Absolute joy!

Sign-language plus, and a roar of delight at the sheer beauty of Sheringham’s finish. He stood in a near sumo-crouch, pumping his arms, drinking the moment as well he deserved to. It was brilliant! I cannot remember what half-time was about, but I know that my life suddenly seemed a whole lot better again, that maybe it was going to happen after all, that maybe they wouldn’t let me down.

The second-half was tense. I think we were on top but I cannot remember for sure. I do know that as we approached the 89th minute, I thought we’d probably hold out for a draw and replay, not quite what I’d hoped and prayed for, not quite what a dozen plus spins of “Columbia” had said would happen, but at least we wouldn’t lose.

A throw-in got cleared, the ball landed at Anderton’s feet, he threaded a pass to Sheringham who had his back to goal but produced the deftest of flicks to the empty left-hand channel and from nowhere, Klinsmann was onto it, racing into the box, bearing down on James before placing it firmly into the bottom right-hand corner.


I remember the Liverpool supporters on the Kop applauding at the end of the match, and soon after I walked, literally shaking, outside to wait across the Anfield Road for Brian and his Dad. I hid my scarf, fearing that any utterance of joy would result in trouble. If I thought I’d been buzzing before, you could’ve wired the city with my energy at that moment. 

I saw them both appear through the waves of Liverpool supporters.

Brian’s Dad waved from about 20ft, and loudly said, “Well done the Spurs, well played, go on lad, let it out!”
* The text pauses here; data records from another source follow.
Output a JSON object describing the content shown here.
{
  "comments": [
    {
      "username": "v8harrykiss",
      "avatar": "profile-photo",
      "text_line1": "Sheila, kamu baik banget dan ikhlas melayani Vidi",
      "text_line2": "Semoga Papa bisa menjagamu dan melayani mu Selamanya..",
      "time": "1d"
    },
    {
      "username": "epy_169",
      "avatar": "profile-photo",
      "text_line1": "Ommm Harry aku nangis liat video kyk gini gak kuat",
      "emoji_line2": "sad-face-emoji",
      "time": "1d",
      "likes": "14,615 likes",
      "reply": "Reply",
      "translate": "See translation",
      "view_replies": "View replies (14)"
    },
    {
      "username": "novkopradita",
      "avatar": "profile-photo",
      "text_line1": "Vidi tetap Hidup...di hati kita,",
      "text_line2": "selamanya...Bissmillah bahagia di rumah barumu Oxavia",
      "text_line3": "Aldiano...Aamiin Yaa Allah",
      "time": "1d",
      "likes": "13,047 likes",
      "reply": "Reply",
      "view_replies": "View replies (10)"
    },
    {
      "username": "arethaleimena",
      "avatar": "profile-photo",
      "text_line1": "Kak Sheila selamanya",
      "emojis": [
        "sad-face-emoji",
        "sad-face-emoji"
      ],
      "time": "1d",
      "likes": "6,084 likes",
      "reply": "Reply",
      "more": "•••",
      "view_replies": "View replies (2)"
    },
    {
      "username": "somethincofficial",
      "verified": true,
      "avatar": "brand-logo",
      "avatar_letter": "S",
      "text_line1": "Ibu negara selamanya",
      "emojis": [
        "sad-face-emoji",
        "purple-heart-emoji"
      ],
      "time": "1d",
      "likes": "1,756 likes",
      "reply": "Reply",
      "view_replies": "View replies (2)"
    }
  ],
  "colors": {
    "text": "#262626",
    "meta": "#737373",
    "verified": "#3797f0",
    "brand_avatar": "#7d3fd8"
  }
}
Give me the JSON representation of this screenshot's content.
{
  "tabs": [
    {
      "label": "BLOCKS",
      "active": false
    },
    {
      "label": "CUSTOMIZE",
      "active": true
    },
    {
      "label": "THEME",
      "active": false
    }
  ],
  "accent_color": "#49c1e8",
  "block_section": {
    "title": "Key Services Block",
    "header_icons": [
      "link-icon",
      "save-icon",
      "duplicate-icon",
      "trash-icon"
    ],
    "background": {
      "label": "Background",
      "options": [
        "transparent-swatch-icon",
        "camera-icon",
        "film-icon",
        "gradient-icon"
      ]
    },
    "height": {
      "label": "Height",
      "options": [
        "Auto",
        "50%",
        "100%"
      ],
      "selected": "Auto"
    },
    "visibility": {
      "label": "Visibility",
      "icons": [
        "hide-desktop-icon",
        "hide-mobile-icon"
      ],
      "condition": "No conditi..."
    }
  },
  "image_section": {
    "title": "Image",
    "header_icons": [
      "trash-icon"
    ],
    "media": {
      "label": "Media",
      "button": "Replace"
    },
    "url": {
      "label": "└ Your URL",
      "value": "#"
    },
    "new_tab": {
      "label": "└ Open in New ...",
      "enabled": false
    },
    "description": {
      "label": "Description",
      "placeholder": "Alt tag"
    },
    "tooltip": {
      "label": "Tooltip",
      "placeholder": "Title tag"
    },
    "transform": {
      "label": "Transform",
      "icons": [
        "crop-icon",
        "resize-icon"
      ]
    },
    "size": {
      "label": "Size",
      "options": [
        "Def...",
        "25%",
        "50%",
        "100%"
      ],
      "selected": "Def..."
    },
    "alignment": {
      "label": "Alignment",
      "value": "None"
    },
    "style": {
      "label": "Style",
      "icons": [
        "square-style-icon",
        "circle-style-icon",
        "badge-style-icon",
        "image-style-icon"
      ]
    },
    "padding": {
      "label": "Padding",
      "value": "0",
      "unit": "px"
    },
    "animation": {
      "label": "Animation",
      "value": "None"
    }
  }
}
And I did.

I screamed at the top of my voice, punching the air with both fists, happiness, relief, more joy, so many emotions spewing uncontrollably out.

He smiled broadly.

I write this now, I will never ever forget that most human of gestures.

It remains an utterly unforgettable away day, a deliverance of faith, hope and love which I can still access at any time by listening to “Columbia” and watching those goals again, an instant time machine back to the day I actually prayed for Tottenham Hotspur to deliver, to the day they dutifully did…praise be for that.

Touched By The Hand Of Luton

Bale’s brilliance, Kane’s klassic, Davo’s dominance and Moura’s marauding are all discussed in this week’s look back at 4-1 pummelling of Palace, plus we pause to remember the unfortunate day Scott Parker got goosed at Bicester Village and James Alexander Milo narrates the football scores. All this and acapella renditions of the Football Gazetta Italia theme song? You know you want it!